Records section start

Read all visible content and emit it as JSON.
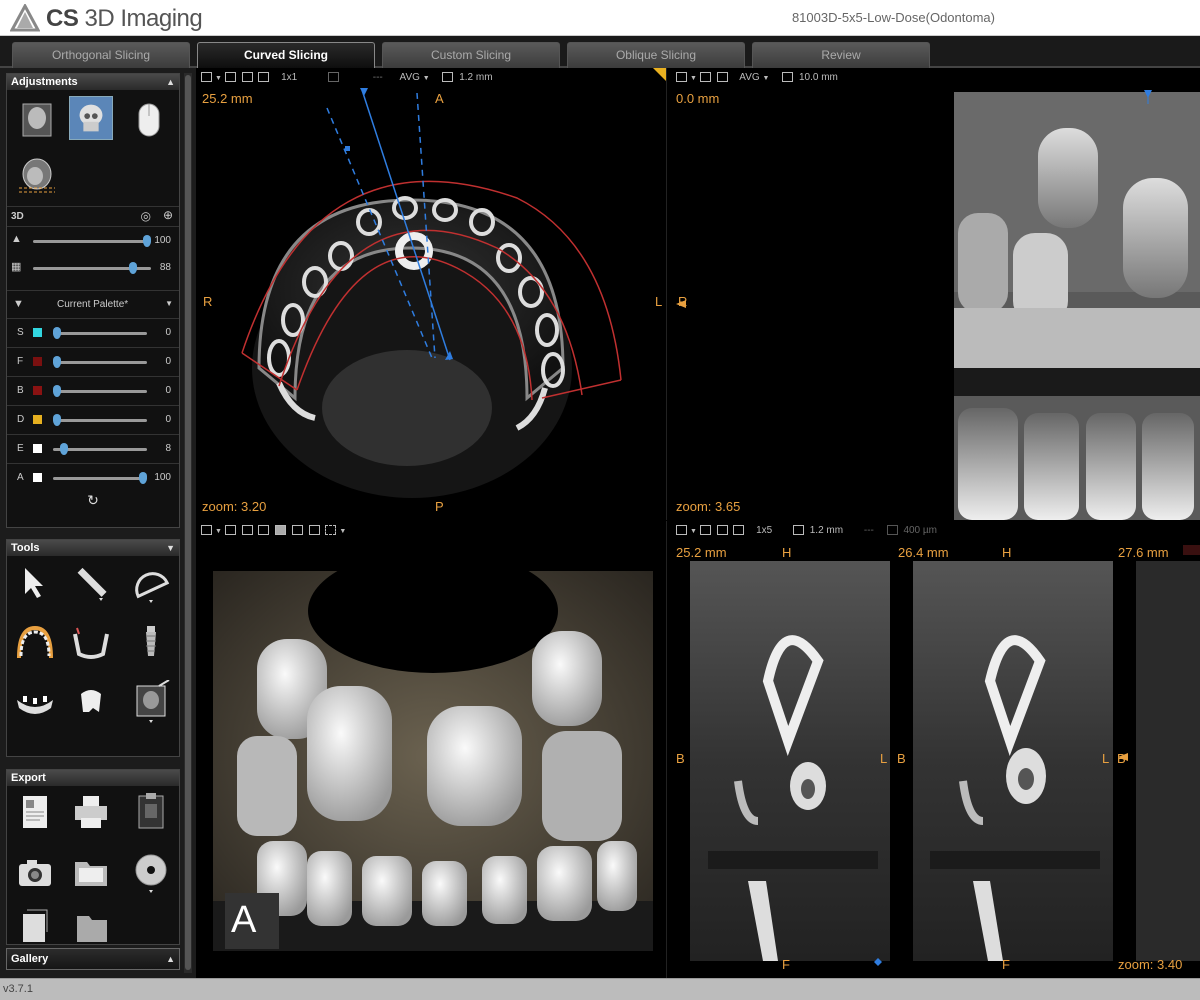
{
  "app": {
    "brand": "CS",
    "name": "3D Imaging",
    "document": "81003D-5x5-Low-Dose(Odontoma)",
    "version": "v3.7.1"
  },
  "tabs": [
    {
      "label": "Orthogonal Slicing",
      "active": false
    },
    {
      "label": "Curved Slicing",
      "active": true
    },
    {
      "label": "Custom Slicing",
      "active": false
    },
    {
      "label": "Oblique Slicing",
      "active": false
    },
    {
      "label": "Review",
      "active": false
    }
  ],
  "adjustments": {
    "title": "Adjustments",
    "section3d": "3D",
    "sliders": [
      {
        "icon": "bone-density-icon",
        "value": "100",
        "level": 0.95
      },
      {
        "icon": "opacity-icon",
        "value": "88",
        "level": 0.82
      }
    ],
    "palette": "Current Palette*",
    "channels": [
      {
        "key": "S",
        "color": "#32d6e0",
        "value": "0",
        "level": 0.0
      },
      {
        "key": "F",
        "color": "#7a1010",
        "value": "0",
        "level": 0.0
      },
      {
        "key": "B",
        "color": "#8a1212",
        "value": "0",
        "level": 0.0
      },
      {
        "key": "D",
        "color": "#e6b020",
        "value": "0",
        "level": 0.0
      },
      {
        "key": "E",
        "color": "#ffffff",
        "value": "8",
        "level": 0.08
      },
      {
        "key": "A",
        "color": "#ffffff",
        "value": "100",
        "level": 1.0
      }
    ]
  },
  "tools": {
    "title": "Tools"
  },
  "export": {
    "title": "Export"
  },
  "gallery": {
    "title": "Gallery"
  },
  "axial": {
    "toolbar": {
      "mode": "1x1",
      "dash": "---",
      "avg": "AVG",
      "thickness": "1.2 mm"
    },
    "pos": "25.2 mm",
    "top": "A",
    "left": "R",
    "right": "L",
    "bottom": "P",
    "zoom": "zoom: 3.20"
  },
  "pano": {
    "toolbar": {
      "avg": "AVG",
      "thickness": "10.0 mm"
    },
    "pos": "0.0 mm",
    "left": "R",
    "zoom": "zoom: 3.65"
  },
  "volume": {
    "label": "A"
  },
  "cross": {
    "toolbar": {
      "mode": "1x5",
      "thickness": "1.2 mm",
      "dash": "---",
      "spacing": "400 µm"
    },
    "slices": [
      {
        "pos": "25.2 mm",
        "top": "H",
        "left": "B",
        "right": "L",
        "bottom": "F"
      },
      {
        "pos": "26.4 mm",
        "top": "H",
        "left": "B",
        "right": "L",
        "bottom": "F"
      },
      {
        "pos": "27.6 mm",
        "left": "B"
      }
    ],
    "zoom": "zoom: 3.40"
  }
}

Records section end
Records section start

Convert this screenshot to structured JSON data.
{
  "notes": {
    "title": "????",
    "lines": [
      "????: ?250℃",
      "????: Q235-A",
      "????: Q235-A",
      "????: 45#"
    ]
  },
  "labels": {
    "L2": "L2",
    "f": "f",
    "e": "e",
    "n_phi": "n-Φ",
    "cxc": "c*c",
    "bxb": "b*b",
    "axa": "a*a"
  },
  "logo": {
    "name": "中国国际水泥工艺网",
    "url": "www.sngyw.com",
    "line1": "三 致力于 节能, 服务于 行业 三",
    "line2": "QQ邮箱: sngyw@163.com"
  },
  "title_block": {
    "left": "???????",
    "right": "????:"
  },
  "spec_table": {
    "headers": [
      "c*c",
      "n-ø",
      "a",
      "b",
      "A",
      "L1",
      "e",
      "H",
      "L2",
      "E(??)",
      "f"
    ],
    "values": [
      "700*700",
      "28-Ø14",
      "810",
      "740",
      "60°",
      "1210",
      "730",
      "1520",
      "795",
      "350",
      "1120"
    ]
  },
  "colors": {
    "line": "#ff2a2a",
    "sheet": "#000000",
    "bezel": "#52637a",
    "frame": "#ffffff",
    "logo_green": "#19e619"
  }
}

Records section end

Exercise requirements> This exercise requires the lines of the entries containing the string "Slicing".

Your solution>
      "label": "Orthogonal Slicing",
      "label": "Curved Slicing",
      "label": "Custom Slicing",
      "label": "Oblique Slicing",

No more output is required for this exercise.